● EXERCISE BRIEF
In the copy, include no images. Reproduce the entries exactly.

● AVAILABLE RECORDS
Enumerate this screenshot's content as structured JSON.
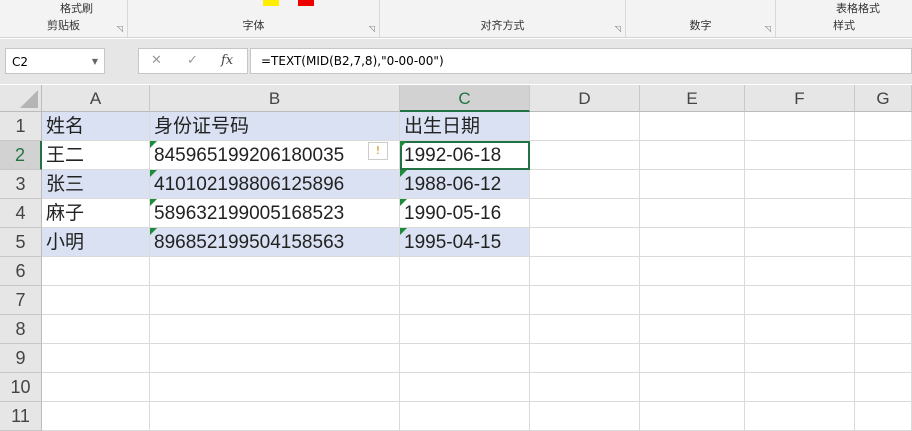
{
  "ribbon": {
    "groups": [
      {
        "label": "剪贴板",
        "top": "格式刷"
      },
      {
        "label": "字体"
      },
      {
        "label": "对齐方式"
      },
      {
        "label": "数字"
      },
      {
        "label": "样式",
        "top": "表格格式"
      }
    ]
  },
  "formula_bar": {
    "name_box": "C2",
    "cancel": "✕",
    "enter": "✓",
    "fx": "fx",
    "formula": "=TEXT(MID(B2,7,8),\"0-00-00\")"
  },
  "columns": [
    "A",
    "B",
    "C",
    "D",
    "E",
    "F",
    "G"
  ],
  "rows": [
    "1",
    "2",
    "3",
    "4",
    "5",
    "6",
    "7",
    "8",
    "9",
    "10",
    "11"
  ],
  "cells": [
    [
      "姓名",
      "身份证号码",
      "出生日期"
    ],
    [
      "王二",
      "845965199206180035",
      "1992-06-18"
    ],
    [
      "张三",
      "410102198806125896",
      "1988-06-12"
    ],
    [
      "麻子",
      "589632199005168523",
      "1990-05-16"
    ],
    [
      "小明",
      "896852199504158563",
      "1995-04-15"
    ]
  ],
  "colors": {
    "band": "#d9e1f2",
    "accent": "#217346"
  }
}
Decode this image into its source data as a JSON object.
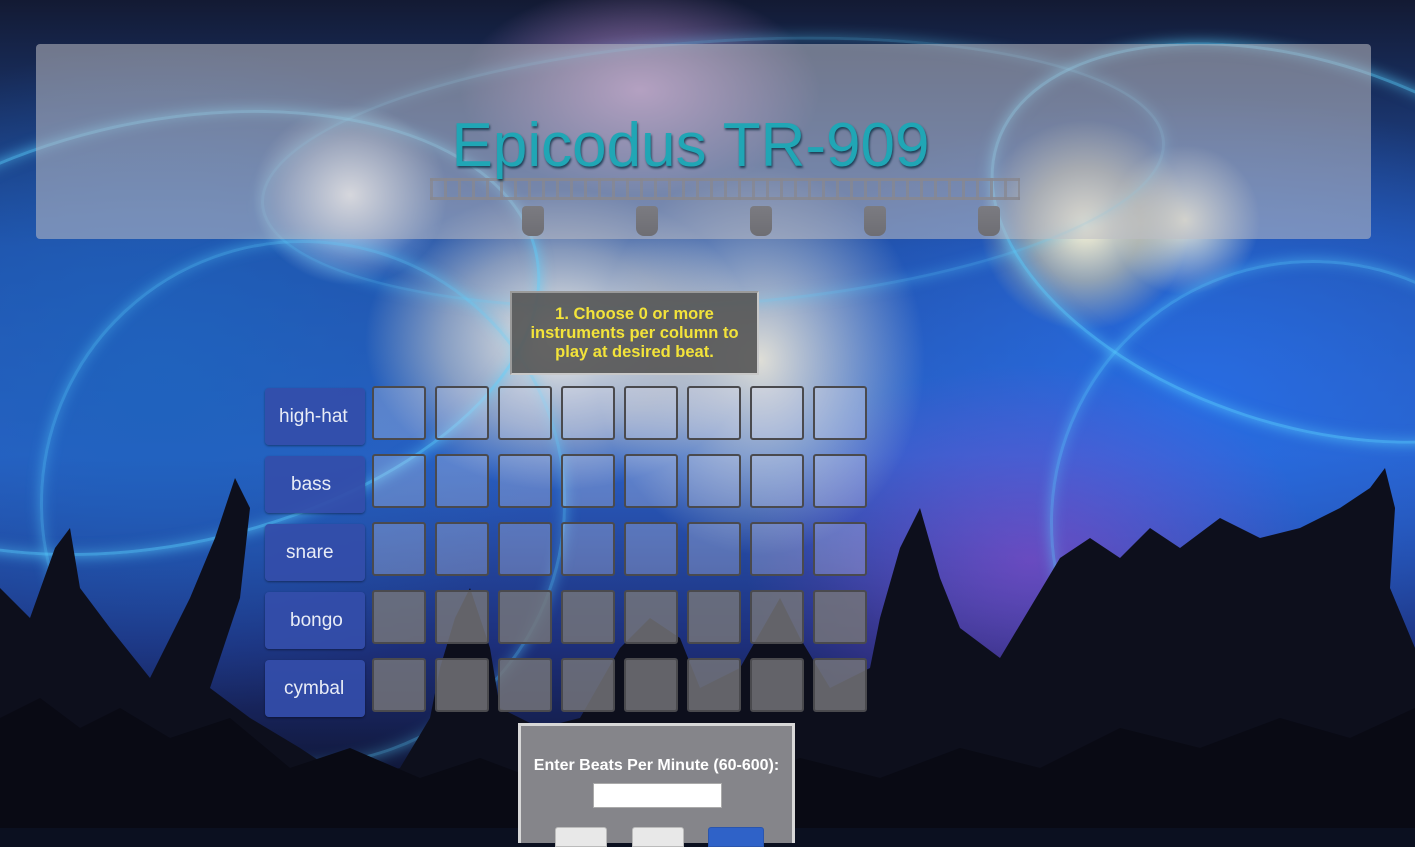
{
  "app": {
    "title": "Epicodus TR-909"
  },
  "instructions": {
    "text": "1. Choose 0 or more instruments per column to play at desired beat."
  },
  "sequencer": {
    "instruments": [
      {
        "label": "high-hat",
        "steps": [
          false,
          false,
          false,
          false,
          false,
          false,
          false,
          false
        ]
      },
      {
        "label": "bass",
        "steps": [
          false,
          false,
          false,
          false,
          false,
          false,
          false,
          false
        ]
      },
      {
        "label": "snare",
        "steps": [
          false,
          false,
          false,
          false,
          false,
          false,
          false,
          false
        ]
      },
      {
        "label": "bongo",
        "steps": [
          false,
          false,
          false,
          false,
          false,
          false,
          false,
          false
        ]
      },
      {
        "label": "cymbal",
        "steps": [
          false,
          false,
          false,
          false,
          false,
          false,
          false,
          false
        ]
      }
    ]
  },
  "bpm": {
    "label": "Enter Beats Per Minute (60-600):",
    "value": ""
  },
  "colors": {
    "title": "#20a6b5",
    "instructions_text": "#f3e33a",
    "instrument_button": "#344eaa",
    "action_button": "#2f62c8"
  }
}
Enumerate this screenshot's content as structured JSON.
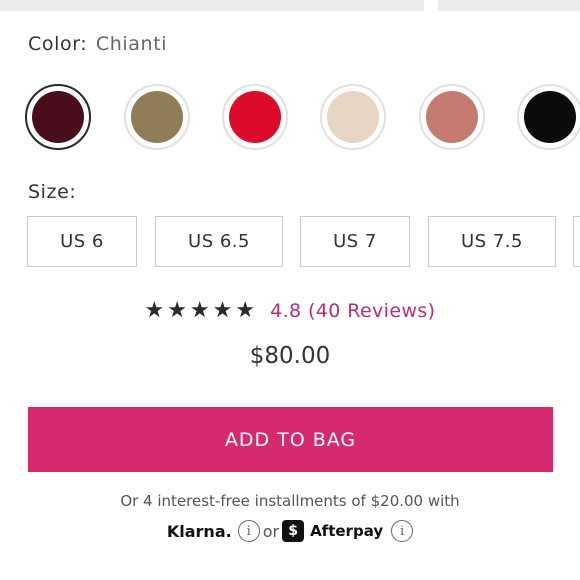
{
  "color": {
    "label": "Color:",
    "selected": "Chianti",
    "swatches": [
      {
        "name": "chianti",
        "hex": "#4a0d1c",
        "selected": true
      },
      {
        "name": "gold-glitter",
        "hex": "#8e7d56",
        "selected": false
      },
      {
        "name": "red",
        "hex": "#dc0a2b",
        "selected": false
      },
      {
        "name": "nude",
        "hex": "#e6d6c3",
        "selected": false
      },
      {
        "name": "rose-gold",
        "hex": "#c67b70",
        "selected": false
      },
      {
        "name": "black",
        "hex": "#0b0b0b",
        "selected": false
      }
    ]
  },
  "size": {
    "label": "Size:",
    "options": [
      "US 6",
      "US 6.5",
      "US 7",
      "US 7.5"
    ]
  },
  "rating": {
    "stars": "★★★★★",
    "value_text": "4.8 (40 Reviews)"
  },
  "price": "$80.00",
  "cta": {
    "add_to_bag": "ADD TO BAG",
    "accent": "#d6296f"
  },
  "installments": {
    "text": "Or 4 interest-free installments of $20.00 with",
    "klarna": "Klarna.",
    "or": "or",
    "afterpay": "Afterpay",
    "afterpay_badge": "$",
    "info_symbol": "i"
  }
}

● YOUR SOLUTION
Enumerate this screenshot's content as structured JSON.
{
  "ribbon": {
    "groups": [
      {
        "label": "剪贴板",
        "top": "格式刷"
      },
      {
        "label": "字体"
      },
      {
        "label": "对齐方式"
      },
      {
        "label": "数字"
      },
      {
        "label": "样式",
        "top": "表格格式"
      }
    ]
  },
  "formula_bar": {
    "name_box": "C2",
    "cancel": "✕",
    "enter": "✓",
    "fx": "fx",
    "formula": "=TEXT(MID(B2,7,8),\"0-00-00\")"
  },
  "columns": [
    "A",
    "B",
    "C",
    "D",
    "E",
    "F",
    "G"
  ],
  "rows": [
    "1",
    "2",
    "3",
    "4",
    "5",
    "6",
    "7",
    "8",
    "9",
    "10",
    "11"
  ],
  "cells": [
    [
      "姓名",
      "身份证号码",
      "出生日期"
    ],
    [
      "王二",
      "845965199206180035",
      "1992-06-18"
    ],
    [
      "张三",
      "410102198806125896",
      "1988-06-12"
    ],
    [
      "麻子",
      "589632199005168523",
      "1990-05-16"
    ],
    [
      "小明",
      "896852199504158563",
      "1995-04-15"
    ]
  ],
  "colors": {
    "band": "#d9e1f2",
    "accent": "#217346"
  }
}
Decode this image into its source data as a JSON object.
{
  "app": {
    "title": "Epicodus TR-909"
  },
  "instructions": {
    "text": "1. Choose 0 or more instruments per column to play at desired beat."
  },
  "sequencer": {
    "instruments": [
      {
        "label": "high-hat",
        "steps": [
          false,
          false,
          false,
          false,
          false,
          false,
          false,
          false
        ]
      },
      {
        "label": "bass",
        "steps": [
          false,
          false,
          false,
          false,
          false,
          false,
          false,
          false
        ]
      },
      {
        "label": "snare",
        "steps": [
          false,
          false,
          false,
          false,
          false,
          false,
          false,
          false
        ]
      },
      {
        "label": "bongo",
        "steps": [
          false,
          false,
          false,
          false,
          false,
          false,
          false,
          false
        ]
      },
      {
        "label": "cymbal",
        "steps": [
          false,
          false,
          false,
          false,
          false,
          false,
          false,
          false
        ]
      }
    ]
  },
  "bpm": {
    "label": "Enter Beats Per Minute (60-600):",
    "value": ""
  },
  "colors": {
    "title": "#20a6b5",
    "instructions_text": "#f3e33a",
    "instrument_button": "#344eaa",
    "action_button": "#2f62c8"
  }
}
Enumerate this screenshot's content as structured JSON.
{
  "color": {
    "label": "Color:",
    "selected": "Chianti",
    "swatches": [
      {
        "name": "chianti",
        "hex": "#4a0d1c",
        "selected": true
      },
      {
        "name": "gold-glitter",
        "hex": "#8e7d56",
        "selected": false
      },
      {
        "name": "red",
        "hex": "#dc0a2b",
        "selected": false
      },
      {
        "name": "nude",
        "hex": "#e6d6c3",
        "selected": false
      },
      {
        "name": "rose-gold",
        "hex": "#c67b70",
        "selected": false
      },
      {
        "name": "black",
        "hex": "#0b0b0b",
        "selected": false
      }
    ]
  },
  "size": {
    "label": "Size:",
    "options": [
      "US 6",
      "US 6.5",
      "US 7",
      "US 7.5"
    ]
  },
  "rating": {
    "stars": "★★★★★",
    "value_text": "4.8 (40 Reviews)"
  },
  "price": "$80.00",
  "cta": {
    "add_to_bag": "ADD TO BAG",
    "accent": "#d6296f"
  },
  "installments": {
    "text": "Or 4 interest-free installments of $20.00 with",
    "klarna": "Klarna.",
    "or": "or",
    "afterpay": "Afterpay",
    "afterpay_badge": "$",
    "info_symbol": "i"
  }
}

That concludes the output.